Ellen Schastschneider: In this work, Paul Emmanuel continues his nuanced exploration of the contradictions and vulnerabilities of masculinity. The headless torso has phallic attributes, a logic reinforced by the male lion and the upstanding springbok and gemsbok antelopes, consistent with the emphasis in classical heraldry on masculine prowess. Yet the absence of a head at the top and the cut-off of the figure just above the groin might suggest the risk of castration or of diminished virility and strength (the "Vires" of the title.) It may be that the absent head is refracted in the abdominal region of the torso as a miniature face: the navel or belly button could be read as an eye, embedded in a face in profile facing to the right. If so, it may be significant that this solitary "eye" is formed by the enduring trace of the umbilical cord that bound this male being to his mother: the seat of knowledge of the world is inextricably bound up with the feminine principle.
As it happens, the oldest device in the upper left quadrant of the shield or escutcheon, held aloft by the standing horned antelopes, is the Maiden or Lady of Hope grasping an anchor, a symbol of the Cape Colony dating back to 1715. (The older term, the Cape of Storms, had been replaced with the more attractive phrase, "Cape of Good Hope," with the expectation of drawing more settlers to the region.) The anchor is an ancient Christian symbol of hope, dating back to the Roman era of persecution and hidden worship; it evokes both the crucifix, and, it is sometimes said, the female-coded crescent moon, implying the sanctuary of a nurturing safe harbor in a storm-tossed world. Emmanuel may well find it appropriate that at the heart of this hyper-masculine device, long associated with martial violence, conquest, and domination, are found evocations of the divine feminine.

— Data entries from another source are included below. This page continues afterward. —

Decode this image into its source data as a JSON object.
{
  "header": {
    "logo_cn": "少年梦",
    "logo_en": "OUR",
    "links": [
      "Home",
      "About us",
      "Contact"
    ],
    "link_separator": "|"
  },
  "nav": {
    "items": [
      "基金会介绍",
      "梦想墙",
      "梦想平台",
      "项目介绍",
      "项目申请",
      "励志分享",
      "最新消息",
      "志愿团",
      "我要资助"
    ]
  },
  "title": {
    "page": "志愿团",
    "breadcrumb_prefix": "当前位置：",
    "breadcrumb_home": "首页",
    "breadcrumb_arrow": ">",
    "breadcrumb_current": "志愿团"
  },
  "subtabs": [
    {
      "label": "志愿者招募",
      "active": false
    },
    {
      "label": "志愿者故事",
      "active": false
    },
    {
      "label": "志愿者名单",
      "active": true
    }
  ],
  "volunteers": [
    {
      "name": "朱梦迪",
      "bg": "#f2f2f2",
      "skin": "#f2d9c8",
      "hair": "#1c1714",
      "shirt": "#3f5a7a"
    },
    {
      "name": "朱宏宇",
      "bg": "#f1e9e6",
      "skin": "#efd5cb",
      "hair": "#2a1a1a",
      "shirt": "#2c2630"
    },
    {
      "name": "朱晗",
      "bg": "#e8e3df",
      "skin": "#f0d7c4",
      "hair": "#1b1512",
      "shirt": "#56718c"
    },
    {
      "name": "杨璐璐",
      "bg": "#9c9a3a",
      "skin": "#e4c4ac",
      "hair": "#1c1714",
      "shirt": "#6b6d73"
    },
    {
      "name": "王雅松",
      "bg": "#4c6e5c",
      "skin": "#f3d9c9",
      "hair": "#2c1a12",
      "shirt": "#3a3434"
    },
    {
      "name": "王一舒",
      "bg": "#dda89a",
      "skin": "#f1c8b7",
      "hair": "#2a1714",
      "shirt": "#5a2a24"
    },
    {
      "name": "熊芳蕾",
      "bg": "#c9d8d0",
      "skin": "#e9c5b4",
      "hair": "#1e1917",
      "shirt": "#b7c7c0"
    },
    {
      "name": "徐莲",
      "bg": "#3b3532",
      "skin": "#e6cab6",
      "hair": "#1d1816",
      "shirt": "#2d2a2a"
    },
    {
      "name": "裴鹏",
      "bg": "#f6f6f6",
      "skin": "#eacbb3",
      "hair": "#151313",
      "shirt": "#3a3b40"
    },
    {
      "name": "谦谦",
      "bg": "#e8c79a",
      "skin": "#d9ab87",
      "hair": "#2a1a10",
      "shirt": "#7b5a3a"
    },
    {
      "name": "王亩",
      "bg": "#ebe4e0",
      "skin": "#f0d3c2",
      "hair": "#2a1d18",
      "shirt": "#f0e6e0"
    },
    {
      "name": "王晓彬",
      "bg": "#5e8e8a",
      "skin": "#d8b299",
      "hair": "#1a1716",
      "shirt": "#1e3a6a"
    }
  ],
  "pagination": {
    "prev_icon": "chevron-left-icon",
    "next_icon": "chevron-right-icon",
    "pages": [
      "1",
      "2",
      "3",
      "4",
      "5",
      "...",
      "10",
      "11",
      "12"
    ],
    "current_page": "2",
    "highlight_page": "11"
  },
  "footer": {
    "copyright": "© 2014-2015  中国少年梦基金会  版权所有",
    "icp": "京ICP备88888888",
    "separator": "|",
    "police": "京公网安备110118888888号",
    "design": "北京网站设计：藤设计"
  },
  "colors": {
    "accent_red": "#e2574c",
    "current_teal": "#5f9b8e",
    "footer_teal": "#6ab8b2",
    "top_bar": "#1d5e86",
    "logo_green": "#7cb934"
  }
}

At the conclusion of The Great War and Modern Memory (1975), Paul Fussell characterizes his work of literary and cultural criticism as excavating "our buried lives." Paul Emmanuel, in his own registers, is committed to comparable works of excavation, in which his own body, or the bodies of those he loves, figure as canvas, multilayered landscape, and even, as Pam suggests, a kind of living graveyard. In The Lost Men France, as noted above, Emmanuel physically pressed the rediscovered written names of soldiers of the Great War into his flesh, embodying their distant absent presence as a way of honoring and recovering their enduring, dimly apprehended legacies in our present world. In Ex Unitate Vires, he carefully excavates his own bodily image, refracted on the delicate shroud-like surface of carbon paper. In so doing he reveals, tattooed over the body's heart, the now defunct national signifier of state-sponsored masculinity, the Coat of Arms. Digging deeper, he takes us traveling into a realm where the old certainties, predicated on the triumph of patriarchal, heteronormative whiteness over its antitheses, dissolve and fluidly recombine. Out of a mythic "unity" that long denied sexual, gender and racial diversities, a newer and deeper unity is being unearthed from our buried lives, and, at long last, is ready to be born on the turbulent surface of the national body.
Paul Fussell, 1975. The Great War and Modern Memory. Oxford University Press.
Paul Fussell, 1975. The Great War and Modern Memory. Oxford University Press.